Locations
Germany
University of Bonn
Bonn, Germany
Sponsors and Collaborators
University Hospital, Bonn
Investigators
Principal Investigator: Heiner K. Berthold, MD, PhD University of Bonn
  More Information

No publications provided

Responsible Party: Heiner K. Berthold, MD, PhD, University of Bonn
ClinicalTrials.gov Identifier: NCT00905541     History of Changes
Other Study ID Numbers: SVS0001
Study First Received: May 18, 2009
Last Updated: May 18, 2009
Health Authority: Germany: Federal Institute for Drugs and Medical Devices

Additional relevant MeSH terms:
Hypercholesterolemia
Hyperlipidemias
Dyslipidemias
Lipid Metabolism Disorders
Metabolic Diseases
Simvastatin
Hypolipidemic Agents
Antimetabolites
Molecular Mechanisms of Pharmacological Action
Pharmacologic Actions
Lipid Regulating Agents
Therapeutic Uses
Hydroxymethylglutaryl-CoA Reductase Inhibitors
Anticholesteremic Agents
Enzyme Inhibitors

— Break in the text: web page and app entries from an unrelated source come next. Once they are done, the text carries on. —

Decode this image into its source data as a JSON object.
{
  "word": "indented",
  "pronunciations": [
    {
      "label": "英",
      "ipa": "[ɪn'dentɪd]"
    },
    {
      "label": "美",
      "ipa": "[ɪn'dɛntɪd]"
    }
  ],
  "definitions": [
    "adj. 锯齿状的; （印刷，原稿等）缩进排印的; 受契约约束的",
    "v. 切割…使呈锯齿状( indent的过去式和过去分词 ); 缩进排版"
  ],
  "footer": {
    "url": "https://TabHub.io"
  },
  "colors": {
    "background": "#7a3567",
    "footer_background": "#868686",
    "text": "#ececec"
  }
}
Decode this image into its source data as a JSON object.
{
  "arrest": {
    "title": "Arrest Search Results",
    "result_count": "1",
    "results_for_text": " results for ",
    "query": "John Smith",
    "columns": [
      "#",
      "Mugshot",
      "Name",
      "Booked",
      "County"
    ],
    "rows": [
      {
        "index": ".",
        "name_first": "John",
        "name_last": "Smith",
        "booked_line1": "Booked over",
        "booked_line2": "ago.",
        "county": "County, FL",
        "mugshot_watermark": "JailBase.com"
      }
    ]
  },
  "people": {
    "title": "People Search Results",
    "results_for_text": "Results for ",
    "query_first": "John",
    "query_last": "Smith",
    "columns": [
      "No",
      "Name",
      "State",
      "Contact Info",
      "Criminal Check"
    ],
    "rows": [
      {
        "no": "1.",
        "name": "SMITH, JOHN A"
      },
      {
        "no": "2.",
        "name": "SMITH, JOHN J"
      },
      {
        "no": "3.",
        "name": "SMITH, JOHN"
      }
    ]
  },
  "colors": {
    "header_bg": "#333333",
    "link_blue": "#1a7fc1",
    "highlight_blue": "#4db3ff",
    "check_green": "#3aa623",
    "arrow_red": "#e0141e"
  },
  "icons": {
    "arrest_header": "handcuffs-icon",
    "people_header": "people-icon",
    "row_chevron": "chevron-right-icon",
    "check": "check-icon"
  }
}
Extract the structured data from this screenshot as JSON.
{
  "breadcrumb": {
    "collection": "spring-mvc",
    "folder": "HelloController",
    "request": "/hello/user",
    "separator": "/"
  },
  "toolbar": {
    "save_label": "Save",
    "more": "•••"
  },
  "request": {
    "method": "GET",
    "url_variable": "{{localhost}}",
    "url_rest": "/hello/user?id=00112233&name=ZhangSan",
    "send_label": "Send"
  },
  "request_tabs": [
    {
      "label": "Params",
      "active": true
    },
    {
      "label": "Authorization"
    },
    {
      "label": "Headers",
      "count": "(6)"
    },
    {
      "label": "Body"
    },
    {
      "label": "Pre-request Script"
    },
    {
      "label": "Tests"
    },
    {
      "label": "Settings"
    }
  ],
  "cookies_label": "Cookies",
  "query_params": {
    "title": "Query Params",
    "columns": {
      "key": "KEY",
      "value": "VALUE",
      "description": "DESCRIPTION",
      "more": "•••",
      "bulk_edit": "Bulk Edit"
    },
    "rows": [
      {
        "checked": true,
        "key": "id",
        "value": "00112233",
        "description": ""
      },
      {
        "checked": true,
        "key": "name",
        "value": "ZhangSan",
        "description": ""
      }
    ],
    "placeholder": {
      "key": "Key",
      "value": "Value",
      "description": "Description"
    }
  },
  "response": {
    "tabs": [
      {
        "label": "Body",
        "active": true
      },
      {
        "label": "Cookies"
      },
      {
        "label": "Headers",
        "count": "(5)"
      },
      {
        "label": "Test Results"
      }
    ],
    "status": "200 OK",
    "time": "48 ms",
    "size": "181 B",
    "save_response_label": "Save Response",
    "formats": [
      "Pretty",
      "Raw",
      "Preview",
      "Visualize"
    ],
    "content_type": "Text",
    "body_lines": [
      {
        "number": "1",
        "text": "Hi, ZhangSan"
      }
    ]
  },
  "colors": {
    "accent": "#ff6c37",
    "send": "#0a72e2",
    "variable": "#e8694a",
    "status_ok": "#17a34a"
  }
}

ClinicalTrials.gov processed this record on July 24, 2014